======== Data for the task

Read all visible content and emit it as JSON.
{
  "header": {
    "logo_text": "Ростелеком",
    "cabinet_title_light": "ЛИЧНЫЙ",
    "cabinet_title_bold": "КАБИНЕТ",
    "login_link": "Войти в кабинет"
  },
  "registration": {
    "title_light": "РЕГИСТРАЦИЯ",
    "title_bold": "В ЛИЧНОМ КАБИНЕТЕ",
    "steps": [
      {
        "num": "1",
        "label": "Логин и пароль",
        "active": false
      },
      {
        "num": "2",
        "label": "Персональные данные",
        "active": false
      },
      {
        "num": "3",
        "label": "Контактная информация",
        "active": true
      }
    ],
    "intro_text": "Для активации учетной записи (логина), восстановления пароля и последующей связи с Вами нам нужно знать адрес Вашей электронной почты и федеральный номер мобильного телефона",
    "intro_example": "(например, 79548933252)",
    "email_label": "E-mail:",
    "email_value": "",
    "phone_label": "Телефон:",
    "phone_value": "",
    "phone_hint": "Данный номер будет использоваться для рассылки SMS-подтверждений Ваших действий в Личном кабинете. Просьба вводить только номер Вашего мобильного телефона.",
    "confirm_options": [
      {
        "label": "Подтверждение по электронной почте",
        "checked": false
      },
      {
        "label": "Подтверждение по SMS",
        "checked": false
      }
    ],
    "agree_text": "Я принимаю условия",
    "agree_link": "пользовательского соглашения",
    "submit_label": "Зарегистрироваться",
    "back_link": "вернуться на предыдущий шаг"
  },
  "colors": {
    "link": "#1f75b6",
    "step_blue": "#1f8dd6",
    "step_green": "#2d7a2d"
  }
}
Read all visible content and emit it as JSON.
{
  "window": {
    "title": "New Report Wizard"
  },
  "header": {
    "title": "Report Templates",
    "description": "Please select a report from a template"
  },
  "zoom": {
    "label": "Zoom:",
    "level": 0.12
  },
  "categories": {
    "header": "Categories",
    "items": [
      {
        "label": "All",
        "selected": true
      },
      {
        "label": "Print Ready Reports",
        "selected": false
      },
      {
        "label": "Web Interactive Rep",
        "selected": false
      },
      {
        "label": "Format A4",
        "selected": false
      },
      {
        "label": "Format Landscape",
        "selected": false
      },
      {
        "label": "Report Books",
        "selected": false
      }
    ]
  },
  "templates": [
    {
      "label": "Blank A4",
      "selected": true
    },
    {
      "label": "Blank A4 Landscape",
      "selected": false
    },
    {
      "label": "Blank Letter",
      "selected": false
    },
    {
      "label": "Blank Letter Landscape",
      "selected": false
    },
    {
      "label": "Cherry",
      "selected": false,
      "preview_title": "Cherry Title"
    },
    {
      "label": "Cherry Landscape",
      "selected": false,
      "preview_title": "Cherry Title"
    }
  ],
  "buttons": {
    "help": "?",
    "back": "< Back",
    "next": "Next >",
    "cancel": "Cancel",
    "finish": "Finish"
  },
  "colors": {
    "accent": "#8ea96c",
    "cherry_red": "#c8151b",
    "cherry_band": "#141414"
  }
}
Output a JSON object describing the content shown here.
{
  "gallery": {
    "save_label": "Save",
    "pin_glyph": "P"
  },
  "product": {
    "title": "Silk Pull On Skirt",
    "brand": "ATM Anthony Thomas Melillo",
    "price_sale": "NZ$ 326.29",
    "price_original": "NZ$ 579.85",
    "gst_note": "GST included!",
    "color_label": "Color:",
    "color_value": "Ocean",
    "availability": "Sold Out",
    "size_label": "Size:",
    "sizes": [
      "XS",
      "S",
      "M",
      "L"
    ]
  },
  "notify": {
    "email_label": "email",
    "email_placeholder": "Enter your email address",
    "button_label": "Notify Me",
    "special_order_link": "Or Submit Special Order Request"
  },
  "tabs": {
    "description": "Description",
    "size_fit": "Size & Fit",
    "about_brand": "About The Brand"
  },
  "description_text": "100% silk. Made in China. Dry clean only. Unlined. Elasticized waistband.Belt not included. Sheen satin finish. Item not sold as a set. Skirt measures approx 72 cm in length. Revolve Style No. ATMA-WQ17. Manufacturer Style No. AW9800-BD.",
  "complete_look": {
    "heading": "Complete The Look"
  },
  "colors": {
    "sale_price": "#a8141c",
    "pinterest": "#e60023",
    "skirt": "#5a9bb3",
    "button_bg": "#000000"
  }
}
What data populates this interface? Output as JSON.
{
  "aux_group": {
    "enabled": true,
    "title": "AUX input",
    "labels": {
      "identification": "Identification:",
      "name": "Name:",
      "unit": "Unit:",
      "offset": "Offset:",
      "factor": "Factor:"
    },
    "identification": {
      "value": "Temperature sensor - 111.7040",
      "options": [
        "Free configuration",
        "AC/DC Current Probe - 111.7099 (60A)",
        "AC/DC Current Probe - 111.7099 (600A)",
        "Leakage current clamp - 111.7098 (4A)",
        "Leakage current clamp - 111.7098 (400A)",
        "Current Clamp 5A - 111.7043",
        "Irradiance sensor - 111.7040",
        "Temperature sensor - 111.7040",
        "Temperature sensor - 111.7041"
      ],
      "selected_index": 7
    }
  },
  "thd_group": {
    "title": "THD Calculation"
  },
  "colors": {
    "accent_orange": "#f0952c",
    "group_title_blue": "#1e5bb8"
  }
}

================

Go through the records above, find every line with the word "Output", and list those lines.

Output a JSON object describing the content shown here.
What data populates this interface? Output as JSON.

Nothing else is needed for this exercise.